The creators behind HBO Max’s Batgirl say they were so shocked by the streamer’s decision to scrap the film that they tried to log on to servers and record their work on a cellphone, before they had access. was quickly canceled.
Director duo Adil El Arabi and Bilal Falah described how they learned the “shocking” and “painful” news in a video posted to their personal Instagram accounts on Wednesday afternoon.
The film was one of two upcoming feature-length projects that were abandoned as the newly merged Warner Bros. Discovery undergoes a massive corporate restructuring. By canceling and shelving the film, the group is able to write it off as a loss and reduce its tax burden, while it focuses on its high debt.

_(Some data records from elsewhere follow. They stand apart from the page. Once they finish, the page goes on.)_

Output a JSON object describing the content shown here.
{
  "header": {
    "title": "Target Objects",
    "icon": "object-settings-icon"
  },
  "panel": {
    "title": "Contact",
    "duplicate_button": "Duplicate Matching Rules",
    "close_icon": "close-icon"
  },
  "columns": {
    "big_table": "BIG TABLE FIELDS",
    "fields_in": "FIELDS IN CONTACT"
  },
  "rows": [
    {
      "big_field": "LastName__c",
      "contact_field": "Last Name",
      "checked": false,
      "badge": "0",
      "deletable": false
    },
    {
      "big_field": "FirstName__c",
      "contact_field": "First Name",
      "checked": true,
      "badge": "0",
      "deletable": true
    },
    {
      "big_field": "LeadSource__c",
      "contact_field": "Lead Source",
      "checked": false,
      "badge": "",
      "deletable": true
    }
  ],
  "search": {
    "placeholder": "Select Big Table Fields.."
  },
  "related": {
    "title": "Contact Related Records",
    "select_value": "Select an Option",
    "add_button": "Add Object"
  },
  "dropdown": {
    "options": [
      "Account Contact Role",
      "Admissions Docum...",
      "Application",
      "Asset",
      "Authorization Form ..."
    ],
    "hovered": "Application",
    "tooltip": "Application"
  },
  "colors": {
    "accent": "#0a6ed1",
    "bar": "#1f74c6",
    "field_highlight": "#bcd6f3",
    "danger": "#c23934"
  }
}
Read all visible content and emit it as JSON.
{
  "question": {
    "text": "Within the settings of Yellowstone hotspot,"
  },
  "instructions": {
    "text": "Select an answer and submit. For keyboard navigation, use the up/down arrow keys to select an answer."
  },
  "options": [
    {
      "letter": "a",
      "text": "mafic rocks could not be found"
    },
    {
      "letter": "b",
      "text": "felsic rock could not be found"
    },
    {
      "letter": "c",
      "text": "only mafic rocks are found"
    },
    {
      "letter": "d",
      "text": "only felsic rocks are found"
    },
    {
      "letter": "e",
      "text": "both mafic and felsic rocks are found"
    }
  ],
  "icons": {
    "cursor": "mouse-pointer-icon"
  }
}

In an interview posted on Monday for YouTube channel SKRIPT, the directors said that Warner assured them that “it was not a problem of talent on our part or the actress, or even the quality of the film. ”
The sudden cancellation left fans eagerly awaiting another entry in the DC Extended Universe. Filmed entirely in Glasgow, for some local businesses, the film was also expected to serve as a star vehicle for singer Leslie Grace, who appeared in the pandemic-delayed musical In the Heights to positive reviews.
“I didn’t even know it was a possibility,” El Arbi says of HBO Max’s decision. “It was like we were right there [making] film history.”
As previously reported, the director—who was born in Belgium—was in Morocco at the time for El Arabi’s wedding. In Wednesday’s video, Fallah pauses to acknowledge the terrible timing: “Congratulations, bro,” he says to his creative partner.
When he got the call, Falah was visiting his grandparents’ grave in Tetouan, while Falah was an hour away in Tangier, enjoying his honeymoon with his wife.
“Thank God my beautiful superhero wife was with me at this time to support me,” says El Arbi.
The two were still putting the finishing touches on the superhero flick, revealing that they were missing all visual effects and had yet to complete the required re-shoots. With the two of them out of the country, in what was supposed to be a celebration, they tried to capture all of their footage before the studio locks them to the remote servers that held their films.
“I immediately called, Martin Walsh, the editor, and said, ‘Yo, you’re gonna pack that shit, you know, backup-copy the movie,'” El Arabi says.
Bilal says: “Then Adil called me and said, ‘Yo, yo, shoot this on your phone!’ So I went to the server and everything got blocked.”
El Arbi immediately apologized for his failed attempt at “theft”.
“It wasn’t the right thing to do, but I was panicking, you know,” he says.
When the ax first went public, a source close to the directors told The Daily Beast that it was all because of money. The film was conceived as a direct-to-streaming film, meaning that the production was far less flashy, although it was not much less expensive than a theatrical film. It’s a strategy for which David Zaslav, CEO of Warner Bros. Discovery, sees little justification, noting that keeping movies online generates significantly less revenue than putting them on the big screen.
This is a problem, as Zaslav has been accused of undercutting Warner’s $50 billion debt, a priority that has led to massive layoffs at HBO Max and the removal of several shows outright from the platform because it is more The tax follows write-downs and the reduction of residuals.
“This is the final shit to you Jason Keeler. It’s not about art, it’s about financial engineering,” a source told The Daily Beast earlier this month. “It’s not a $90 million movie Well, it’s $60 to $70 million,” he said, disputing reports about the total cost of the film. “It was made as a short film for the streamer. To do it theatrically, they’d have to spend another $40 million in special effects and make it bigger, and even more money in marketing and distribution. ,
Grace, for her part, addressed the cancellation in an Instagram post on August 3.